  15. Von Voigtlander PF, Lahti RA, Ludens JH (1983) U-50488: A selective and structurally novel non-mu (kappa) opioid agonist. J Pharmacol Exp Ther 224:7–12Google Scholar
  16. Von Voigtlander PF, Lewis RA (1982) U-50488. A selective kappa opioid agonist: comparsion to other reputed kappa agonists. Prog Neuropsychopharmacol Biol Psychiatr 6:467–470Google Scholar
  17. Ward SJ, Takemori AE (1983) Relative involvement of mu, kappa and delta receptor mechanisms in opiate-mediated antinociception in mice. J Pharmacol Exp Ther 224:525–530Google Scholar
  18. Weeks JR (1962) Experimental morphine addiction: Method for automatic intravenous injections in unrestrained rats. Science 138:143–144Google Scholar
  19. Weeks JR (1972) Long-term intravenous infusion. In: Meyers RO (ed) Methods in psychobiology, Vol. 2, London: Academic Press, pp 155–168Google Scholar
  20. Weeks JR, Collins RJ (1979) Dose and physical dependence as factors in the self-administration of morphine by rats. Psychopharmacology 65:171–177Google Scholar
  21. Woods JH, Fly CL, Swain HH (1978) Behavioral actions of some N-furyl benzomor-phans and ketazocine in rhesus monkeys and mice. In: Van Ree, Terenius (eds) Characteristics and functions of opioids. Biomedical Press, pp 403–411Google Scholar
  22. Woods JH, Smith CB, Medzibradsky F, Swain HH (1979) Preclinical testing of new analgesic drugs. In: Beers RF Jr, Bassett EG (eds) Mechanisms of pain and analgesic compounds. Raven Press, pp 429–445Google Scholar

Copyright information

© Springer-Verlag 1985

Authors and Affiliations

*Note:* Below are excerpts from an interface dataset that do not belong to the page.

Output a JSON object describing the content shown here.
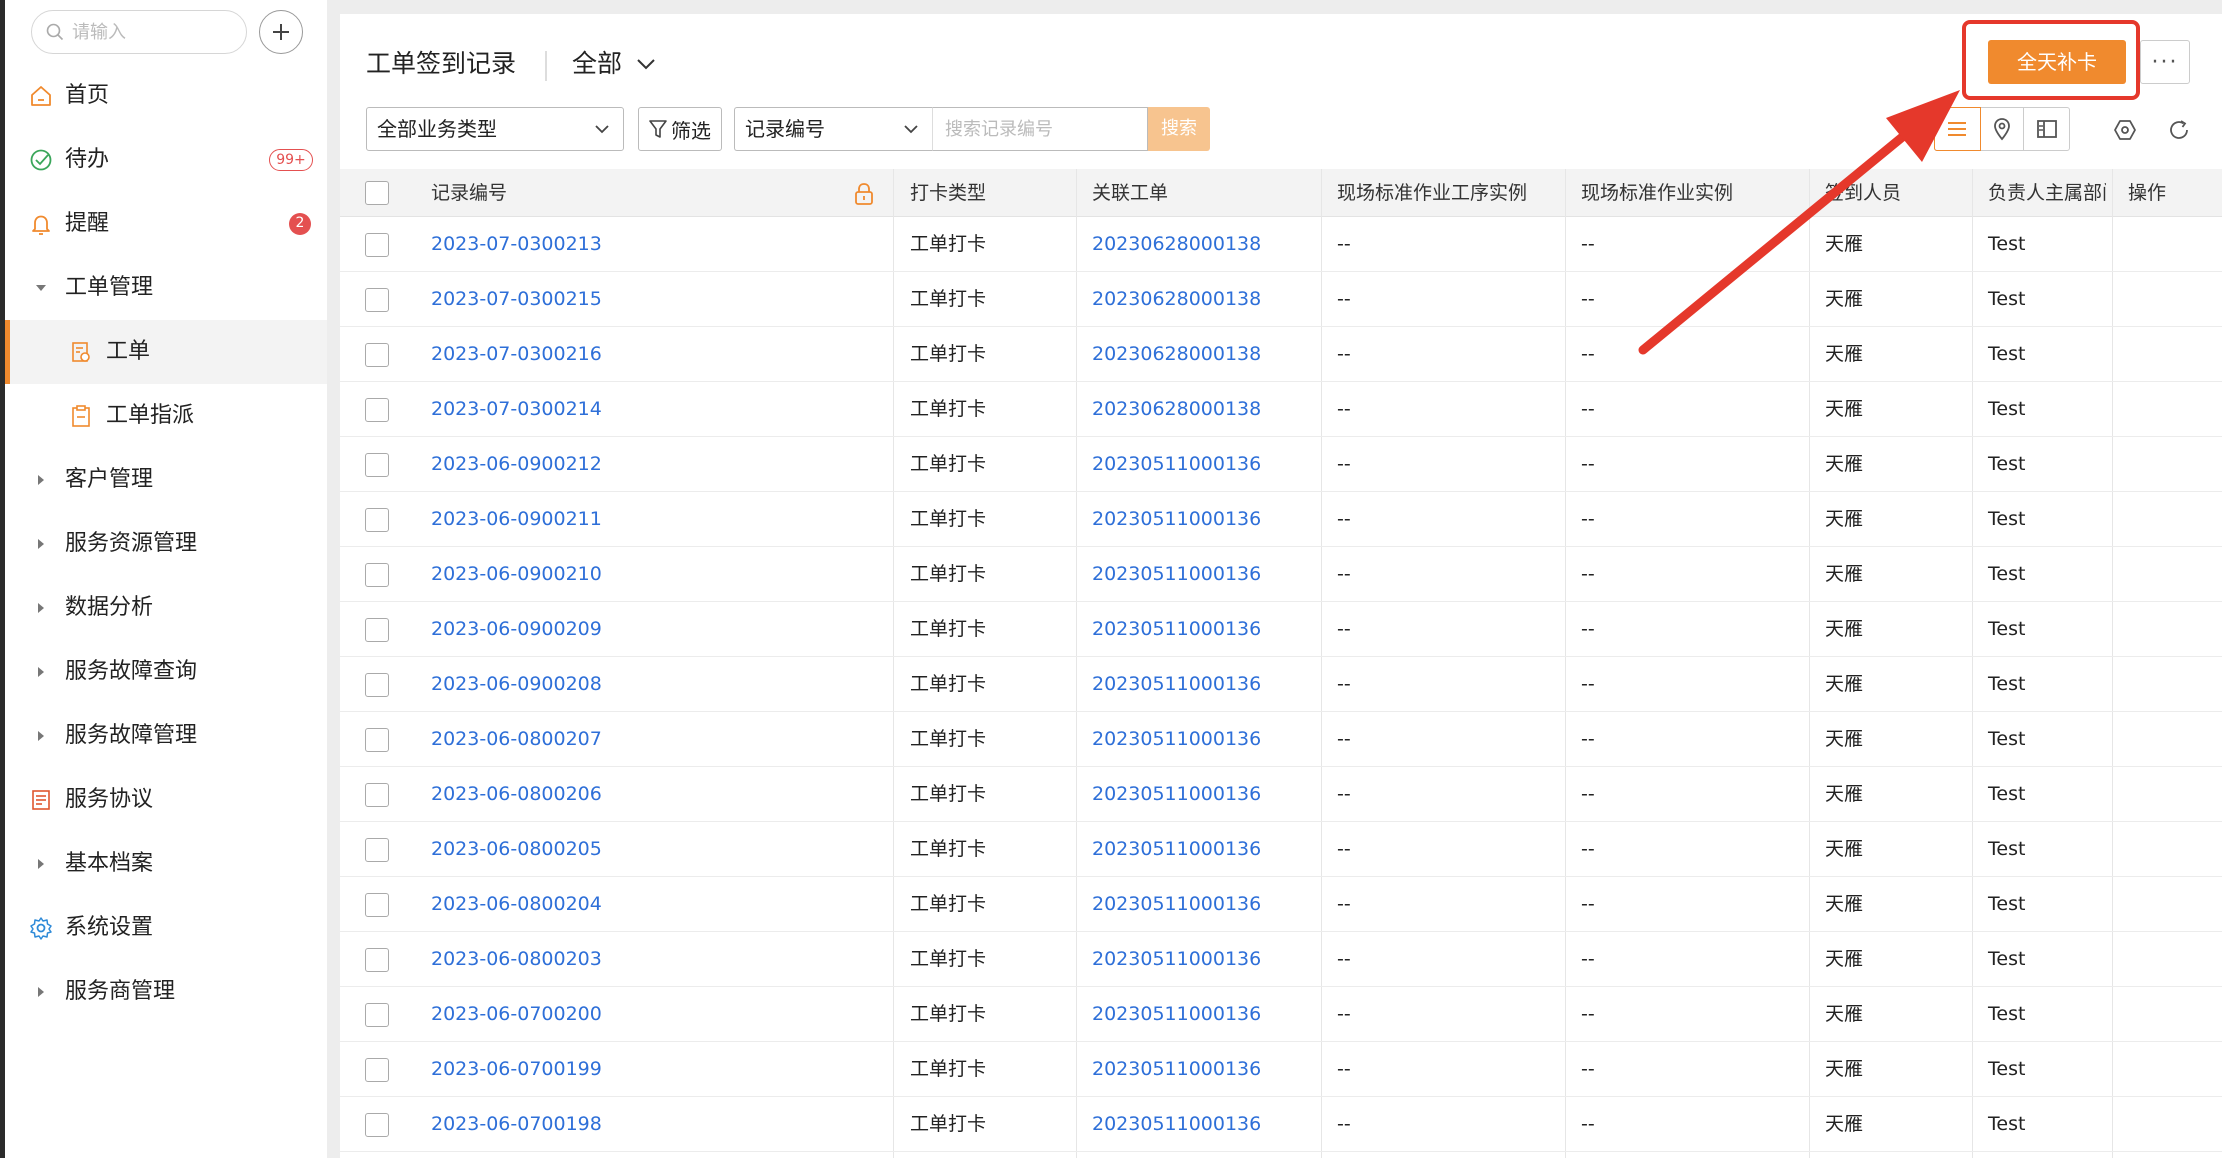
{
  "sidebar": {
    "search_placeholder": "请输入",
    "items": [
      {
        "label": "首页",
        "icon": "home-icon"
      },
      {
        "label": "待办",
        "icon": "check-circle-icon",
        "badge": "99+"
      },
      {
        "label": "提醒",
        "icon": "bell-icon",
        "badge": "2"
      },
      {
        "label": "工单管理",
        "icon": "caret-down-icon"
      },
      {
        "label": "工单",
        "icon": "work-order-icon"
      },
      {
        "label": "工单指派",
        "icon": "clipboard-icon"
      },
      {
        "label": "客户管理",
        "icon": "caret-right-icon"
      },
      {
        "label": "服务资源管理",
        "icon": "caret-right-icon"
      },
      {
        "label": "数据分析",
        "icon": "caret-right-icon"
      },
      {
        "label": "服务故障查询",
        "icon": "caret-right-icon"
      },
      {
        "label": "服务故障管理",
        "icon": "caret-right-icon"
      },
      {
        "label": "服务协议",
        "icon": "document-list-icon"
      },
      {
        "label": "基本档案",
        "icon": "caret-right-icon"
      },
      {
        "label": "系统设置",
        "icon": "gear-icon"
      },
      {
        "label": "服务商管理",
        "icon": "caret-right-icon"
      }
    ]
  },
  "header": {
    "title": "工单签到记录",
    "view": "全部",
    "primary_button": "全天补卡",
    "more": "···"
  },
  "filters": {
    "type_select": "全部业务类型",
    "filter_button": "筛选",
    "field_select": "记录编号",
    "search_placeholder": "搜索记录编号",
    "search_button": "搜索"
  },
  "table": {
    "columns": [
      "记录编号",
      "打卡类型",
      "关联工单",
      "现场标准作业工序实例",
      "现场标准作业实例",
      "签到人员",
      "负责人主属部门",
      "操作"
    ],
    "rows": [
      [
        "2023-07-0300213",
        "工单打卡",
        "20230628000138",
        "--",
        "--",
        "天雁",
        "Test"
      ],
      [
        "2023-07-0300215",
        "工单打卡",
        "20230628000138",
        "--",
        "--",
        "天雁",
        "Test"
      ],
      [
        "2023-07-0300216",
        "工单打卡",
        "20230628000138",
        "--",
        "--",
        "天雁",
        "Test"
      ],
      [
        "2023-07-0300214",
        "工单打卡",
        "20230628000138",
        "--",
        "--",
        "天雁",
        "Test"
      ],
      [
        "2023-06-0900212",
        "工单打卡",
        "20230511000136",
        "--",
        "--",
        "天雁",
        "Test"
      ],
      [
        "2023-06-0900211",
        "工单打卡",
        "20230511000136",
        "--",
        "--",
        "天雁",
        "Test"
      ],
      [
        "2023-06-0900210",
        "工单打卡",
        "20230511000136",
        "--",
        "--",
        "天雁",
        "Test"
      ],
      [
        "2023-06-0900209",
        "工单打卡",
        "20230511000136",
        "--",
        "--",
        "天雁",
        "Test"
      ],
      [
        "2023-06-0900208",
        "工单打卡",
        "20230511000136",
        "--",
        "--",
        "天雁",
        "Test"
      ],
      [
        "2023-06-0800207",
        "工单打卡",
        "20230511000136",
        "--",
        "--",
        "天雁",
        "Test"
      ],
      [
        "2023-06-0800206",
        "工单打卡",
        "20230511000136",
        "--",
        "--",
        "天雁",
        "Test"
      ],
      [
        "2023-06-0800205",
        "工单打卡",
        "20230511000136",
        "--",
        "--",
        "天雁",
        "Test"
      ],
      [
        "2023-06-0800204",
        "工单打卡",
        "20230511000136",
        "--",
        "--",
        "天雁",
        "Test"
      ],
      [
        "2023-06-0800203",
        "工单打卡",
        "20230511000136",
        "--",
        "--",
        "天雁",
        "Test"
      ],
      [
        "2023-06-0700200",
        "工单打卡",
        "20230511000136",
        "--",
        "--",
        "天雁",
        "Test"
      ],
      [
        "2023-06-0700199",
        "工单打卡",
        "20230511000136",
        "--",
        "--",
        "天雁",
        "Test"
      ],
      [
        "2023-06-0700198",
        "工单打卡",
        "20230511000136",
        "--",
        "--",
        "天雁",
        "Test"
      ]
    ]
  },
  "colors": {
    "accent": "#f08a2e",
    "link": "#2e6fd8",
    "badge": "#e45050",
    "annotation": "#e5382b"
  }
}
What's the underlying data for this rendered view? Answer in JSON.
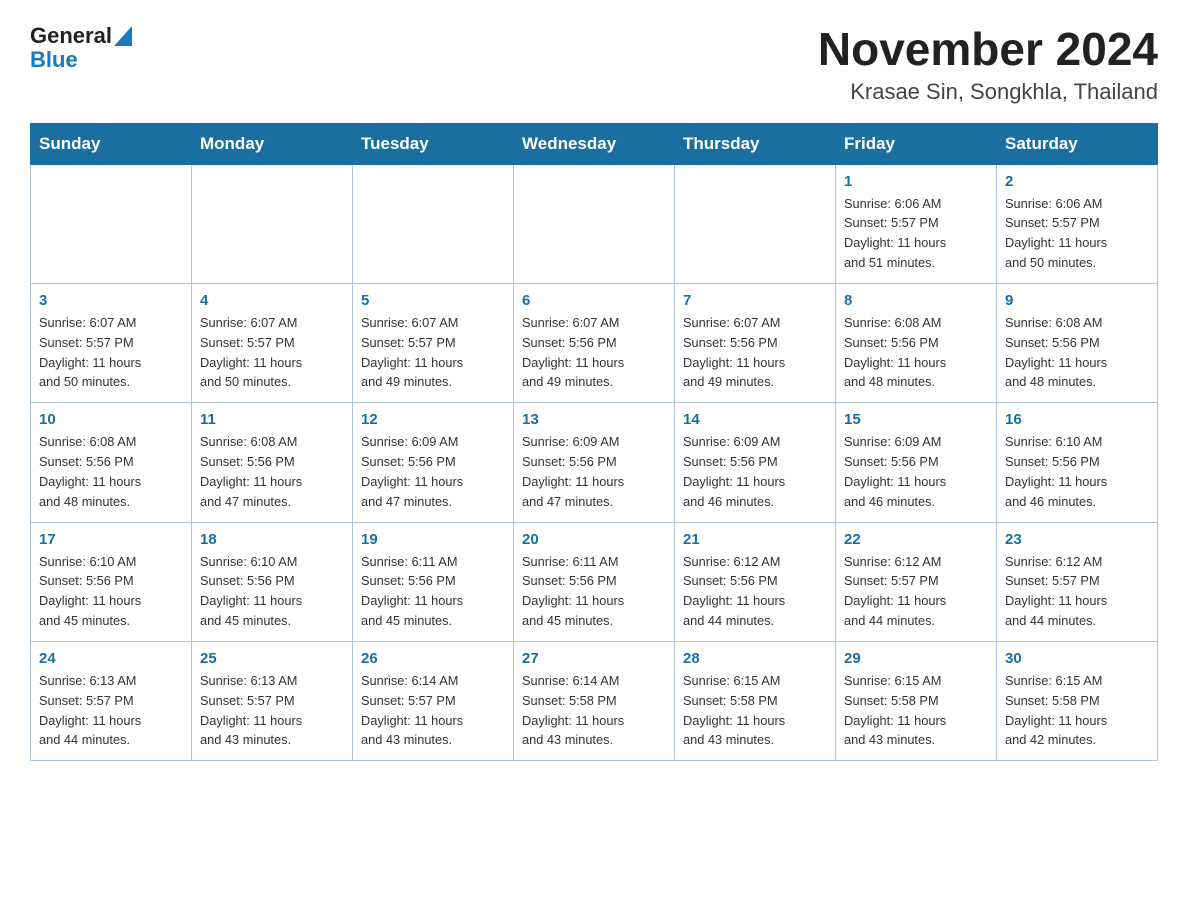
{
  "header": {
    "logo_general": "General",
    "logo_blue": "Blue",
    "main_title": "November 2024",
    "subtitle": "Krasae Sin, Songkhla, Thailand"
  },
  "calendar": {
    "days_of_week": [
      "Sunday",
      "Monday",
      "Tuesday",
      "Wednesday",
      "Thursday",
      "Friday",
      "Saturday"
    ],
    "weeks": [
      [
        {
          "day": "",
          "info": ""
        },
        {
          "day": "",
          "info": ""
        },
        {
          "day": "",
          "info": ""
        },
        {
          "day": "",
          "info": ""
        },
        {
          "day": "",
          "info": ""
        },
        {
          "day": "1",
          "info": "Sunrise: 6:06 AM\nSunset: 5:57 PM\nDaylight: 11 hours\nand 51 minutes."
        },
        {
          "day": "2",
          "info": "Sunrise: 6:06 AM\nSunset: 5:57 PM\nDaylight: 11 hours\nand 50 minutes."
        }
      ],
      [
        {
          "day": "3",
          "info": "Sunrise: 6:07 AM\nSunset: 5:57 PM\nDaylight: 11 hours\nand 50 minutes."
        },
        {
          "day": "4",
          "info": "Sunrise: 6:07 AM\nSunset: 5:57 PM\nDaylight: 11 hours\nand 50 minutes."
        },
        {
          "day": "5",
          "info": "Sunrise: 6:07 AM\nSunset: 5:57 PM\nDaylight: 11 hours\nand 49 minutes."
        },
        {
          "day": "6",
          "info": "Sunrise: 6:07 AM\nSunset: 5:56 PM\nDaylight: 11 hours\nand 49 minutes."
        },
        {
          "day": "7",
          "info": "Sunrise: 6:07 AM\nSunset: 5:56 PM\nDaylight: 11 hours\nand 49 minutes."
        },
        {
          "day": "8",
          "info": "Sunrise: 6:08 AM\nSunset: 5:56 PM\nDaylight: 11 hours\nand 48 minutes."
        },
        {
          "day": "9",
          "info": "Sunrise: 6:08 AM\nSunset: 5:56 PM\nDaylight: 11 hours\nand 48 minutes."
        }
      ],
      [
        {
          "day": "10",
          "info": "Sunrise: 6:08 AM\nSunset: 5:56 PM\nDaylight: 11 hours\nand 48 minutes."
        },
        {
          "day": "11",
          "info": "Sunrise: 6:08 AM\nSunset: 5:56 PM\nDaylight: 11 hours\nand 47 minutes."
        },
        {
          "day": "12",
          "info": "Sunrise: 6:09 AM\nSunset: 5:56 PM\nDaylight: 11 hours\nand 47 minutes."
        },
        {
          "day": "13",
          "info": "Sunrise: 6:09 AM\nSunset: 5:56 PM\nDaylight: 11 hours\nand 47 minutes."
        },
        {
          "day": "14",
          "info": "Sunrise: 6:09 AM\nSunset: 5:56 PM\nDaylight: 11 hours\nand 46 minutes."
        },
        {
          "day": "15",
          "info": "Sunrise: 6:09 AM\nSunset: 5:56 PM\nDaylight: 11 hours\nand 46 minutes."
        },
        {
          "day": "16",
          "info": "Sunrise: 6:10 AM\nSunset: 5:56 PM\nDaylight: 11 hours\nand 46 minutes."
        }
      ],
      [
        {
          "day": "17",
          "info": "Sunrise: 6:10 AM\nSunset: 5:56 PM\nDaylight: 11 hours\nand 45 minutes."
        },
        {
          "day": "18",
          "info": "Sunrise: 6:10 AM\nSunset: 5:56 PM\nDaylight: 11 hours\nand 45 minutes."
        },
        {
          "day": "19",
          "info": "Sunrise: 6:11 AM\nSunset: 5:56 PM\nDaylight: 11 hours\nand 45 minutes."
        },
        {
          "day": "20",
          "info": "Sunrise: 6:11 AM\nSunset: 5:56 PM\nDaylight: 11 hours\nand 45 minutes."
        },
        {
          "day": "21",
          "info": "Sunrise: 6:12 AM\nSunset: 5:56 PM\nDaylight: 11 hours\nand 44 minutes."
        },
        {
          "day": "22",
          "info": "Sunrise: 6:12 AM\nSunset: 5:57 PM\nDaylight: 11 hours\nand 44 minutes."
        },
        {
          "day": "23",
          "info": "Sunrise: 6:12 AM\nSunset: 5:57 PM\nDaylight: 11 hours\nand 44 minutes."
        }
      ],
      [
        {
          "day": "24",
          "info": "Sunrise: 6:13 AM\nSunset: 5:57 PM\nDaylight: 11 hours\nand 44 minutes."
        },
        {
          "day": "25",
          "info": "Sunrise: 6:13 AM\nSunset: 5:57 PM\nDaylight: 11 hours\nand 43 minutes."
        },
        {
          "day": "26",
          "info": "Sunrise: 6:14 AM\nSunset: 5:57 PM\nDaylight: 11 hours\nand 43 minutes."
        },
        {
          "day": "27",
          "info": "Sunrise: 6:14 AM\nSunset: 5:58 PM\nDaylight: 11 hours\nand 43 minutes."
        },
        {
          "day": "28",
          "info": "Sunrise: 6:15 AM\nSunset: 5:58 PM\nDaylight: 11 hours\nand 43 minutes."
        },
        {
          "day": "29",
          "info": "Sunrise: 6:15 AM\nSunset: 5:58 PM\nDaylight: 11 hours\nand 43 minutes."
        },
        {
          "day": "30",
          "info": "Sunrise: 6:15 AM\nSunset: 5:58 PM\nDaylight: 11 hours\nand 42 minutes."
        }
      ]
    ]
  }
}
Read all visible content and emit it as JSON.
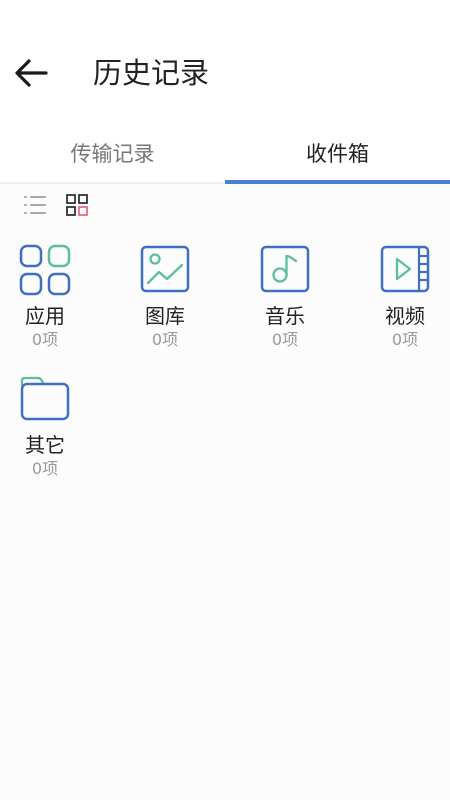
{
  "header": {
    "title": "历史记录",
    "back_icon": "arrow-left-icon"
  },
  "tabs": [
    {
      "label": "传输记录",
      "active": false
    },
    {
      "label": "收件箱",
      "active": true
    }
  ],
  "view_toggle": {
    "list_icon": "list-view-icon",
    "grid_icon": "grid-view-icon",
    "selected": "grid"
  },
  "categories": [
    {
      "label": "应用",
      "count": "0项",
      "icon": "apps-icon"
    },
    {
      "label": "图库",
      "count": "0项",
      "icon": "gallery-icon"
    },
    {
      "label": "音乐",
      "count": "0项",
      "icon": "music-icon"
    },
    {
      "label": "视频",
      "count": "0项",
      "icon": "video-icon"
    },
    {
      "label": "其它",
      "count": "0项",
      "icon": "folder-icon"
    }
  ],
  "colors": {
    "accent": "#4a7fd1",
    "icon_blue": "#3f6fbf",
    "icon_green": "#5bbf9a",
    "grid_toggle_pink": "#e36f7f"
  }
}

  • A. H. Tang
    • 1
  • R. J. Collins
    • 1
  1. 1.CNS ResearchThe Upjohn CompanyKalamazooUSA

Personalised recommendations